_Required action:_
Without the pictures, reproduce the entries below exactly.

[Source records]
__________
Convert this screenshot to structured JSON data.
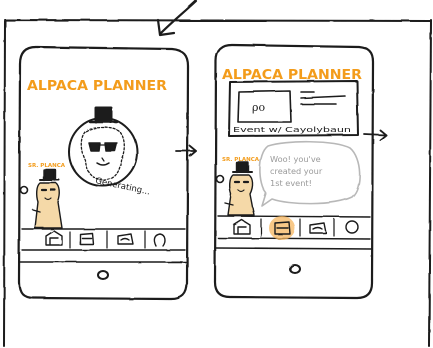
{
  "screen1": {
    "title": "ALPACA PLANNER",
    "status_text": "Generating...",
    "mascot_label": "SR. PLANCA"
  },
  "screen2": {
    "title": "ALPACA PLANNER",
    "card_logo": "ρο",
    "card_caption": "Event w/ Cayolybaun",
    "mascot_label": "SR. PLANCA",
    "speech_text": "Woo! you've created your 1st event!"
  },
  "colors": {
    "ink": "#1a1a1a",
    "title_orange": "#f39c1b",
    "active_tab": "#f6b55f",
    "speech_gray": "#b8b8b8",
    "alpaca_fill": "#f5d9a8"
  }
}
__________
_Result below:_
Convert this screenshot to structured JSON data.
{
  "screen1": {
    "title": "ALPACA PLANNER",
    "status_text": "Generating...",
    "mascot_label": "SR. PLANCA"
  },
  "screen2": {
    "title": "ALPACA PLANNER",
    "card_logo": "ρο",
    "card_caption": "Event w/ Cayolybaun",
    "mascot_label": "SR. PLANCA",
    "speech_text": "Woo! you've created your 1st event!"
  },
  "colors": {
    "ink": "#1a1a1a",
    "title_orange": "#f39c1b",
    "active_tab": "#f6b55f",
    "speech_gray": "#b8b8b8",
    "alpaca_fill": "#f5d9a8"
  }
}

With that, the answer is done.